START LISTED RECORDS

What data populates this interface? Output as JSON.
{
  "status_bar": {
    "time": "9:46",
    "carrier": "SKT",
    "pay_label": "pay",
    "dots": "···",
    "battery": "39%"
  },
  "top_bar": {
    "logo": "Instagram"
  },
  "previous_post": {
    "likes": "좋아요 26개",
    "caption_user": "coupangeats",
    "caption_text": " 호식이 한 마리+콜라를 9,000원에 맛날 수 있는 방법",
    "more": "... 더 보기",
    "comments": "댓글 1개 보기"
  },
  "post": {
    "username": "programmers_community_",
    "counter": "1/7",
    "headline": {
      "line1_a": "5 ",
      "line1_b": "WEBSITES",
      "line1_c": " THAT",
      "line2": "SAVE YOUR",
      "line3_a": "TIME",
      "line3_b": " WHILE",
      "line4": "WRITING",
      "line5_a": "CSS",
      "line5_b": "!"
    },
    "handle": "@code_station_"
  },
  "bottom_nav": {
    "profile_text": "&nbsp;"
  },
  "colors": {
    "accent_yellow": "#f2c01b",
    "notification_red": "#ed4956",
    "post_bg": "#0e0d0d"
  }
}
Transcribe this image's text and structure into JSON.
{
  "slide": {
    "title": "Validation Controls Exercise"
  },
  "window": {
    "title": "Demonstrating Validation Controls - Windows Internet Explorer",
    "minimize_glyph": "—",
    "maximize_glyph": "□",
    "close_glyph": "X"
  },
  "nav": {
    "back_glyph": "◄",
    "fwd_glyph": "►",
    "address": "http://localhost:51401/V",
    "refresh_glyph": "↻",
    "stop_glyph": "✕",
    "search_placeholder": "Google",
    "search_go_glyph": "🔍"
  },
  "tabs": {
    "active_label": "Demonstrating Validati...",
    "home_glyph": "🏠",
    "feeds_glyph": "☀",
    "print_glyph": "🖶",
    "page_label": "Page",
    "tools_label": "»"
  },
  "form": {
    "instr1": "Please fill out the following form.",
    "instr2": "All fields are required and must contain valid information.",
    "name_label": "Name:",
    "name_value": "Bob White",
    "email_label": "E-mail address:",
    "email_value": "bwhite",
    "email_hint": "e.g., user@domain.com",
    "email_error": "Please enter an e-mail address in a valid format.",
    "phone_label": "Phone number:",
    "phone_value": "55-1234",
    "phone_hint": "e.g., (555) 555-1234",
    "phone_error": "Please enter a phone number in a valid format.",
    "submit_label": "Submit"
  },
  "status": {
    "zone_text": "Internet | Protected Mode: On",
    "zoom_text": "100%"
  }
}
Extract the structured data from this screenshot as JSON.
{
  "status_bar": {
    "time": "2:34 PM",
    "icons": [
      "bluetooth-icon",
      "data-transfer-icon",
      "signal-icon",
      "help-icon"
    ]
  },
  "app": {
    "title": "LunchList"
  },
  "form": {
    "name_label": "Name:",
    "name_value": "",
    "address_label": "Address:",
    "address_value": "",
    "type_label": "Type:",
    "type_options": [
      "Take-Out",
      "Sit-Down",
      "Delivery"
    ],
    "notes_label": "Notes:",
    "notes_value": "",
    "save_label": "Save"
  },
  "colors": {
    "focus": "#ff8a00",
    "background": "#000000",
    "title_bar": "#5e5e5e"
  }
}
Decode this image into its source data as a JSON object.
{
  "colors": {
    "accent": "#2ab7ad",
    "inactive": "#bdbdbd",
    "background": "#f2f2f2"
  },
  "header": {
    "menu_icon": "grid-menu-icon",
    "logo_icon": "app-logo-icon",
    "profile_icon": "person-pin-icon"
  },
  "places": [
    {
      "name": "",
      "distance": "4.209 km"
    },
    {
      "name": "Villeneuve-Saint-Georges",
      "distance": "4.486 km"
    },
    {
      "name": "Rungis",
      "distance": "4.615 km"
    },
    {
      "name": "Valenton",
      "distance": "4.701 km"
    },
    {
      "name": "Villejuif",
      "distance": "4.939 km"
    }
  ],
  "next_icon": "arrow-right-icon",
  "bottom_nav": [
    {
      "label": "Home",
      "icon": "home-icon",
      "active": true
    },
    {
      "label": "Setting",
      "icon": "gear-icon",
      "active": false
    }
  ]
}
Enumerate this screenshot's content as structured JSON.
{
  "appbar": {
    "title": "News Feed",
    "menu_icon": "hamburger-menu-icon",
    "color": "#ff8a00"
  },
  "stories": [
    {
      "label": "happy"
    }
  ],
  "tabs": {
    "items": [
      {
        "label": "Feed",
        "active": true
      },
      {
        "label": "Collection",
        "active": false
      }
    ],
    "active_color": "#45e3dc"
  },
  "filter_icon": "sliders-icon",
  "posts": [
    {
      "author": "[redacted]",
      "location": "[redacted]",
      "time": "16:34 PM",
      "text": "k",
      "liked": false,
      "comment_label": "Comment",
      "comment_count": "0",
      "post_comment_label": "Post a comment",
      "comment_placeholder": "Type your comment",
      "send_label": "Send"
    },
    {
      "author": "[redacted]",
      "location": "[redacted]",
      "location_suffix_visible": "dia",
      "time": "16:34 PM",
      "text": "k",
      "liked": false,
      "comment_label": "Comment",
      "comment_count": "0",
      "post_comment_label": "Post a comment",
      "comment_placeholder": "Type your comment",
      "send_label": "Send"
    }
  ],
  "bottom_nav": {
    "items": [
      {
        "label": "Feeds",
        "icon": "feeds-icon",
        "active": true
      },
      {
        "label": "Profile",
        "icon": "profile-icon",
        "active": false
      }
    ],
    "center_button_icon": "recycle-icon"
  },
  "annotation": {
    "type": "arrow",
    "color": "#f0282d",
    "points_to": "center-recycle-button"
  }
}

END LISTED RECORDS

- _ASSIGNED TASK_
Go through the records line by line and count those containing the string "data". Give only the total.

- _RESULT OF THIS EXERCISE_
4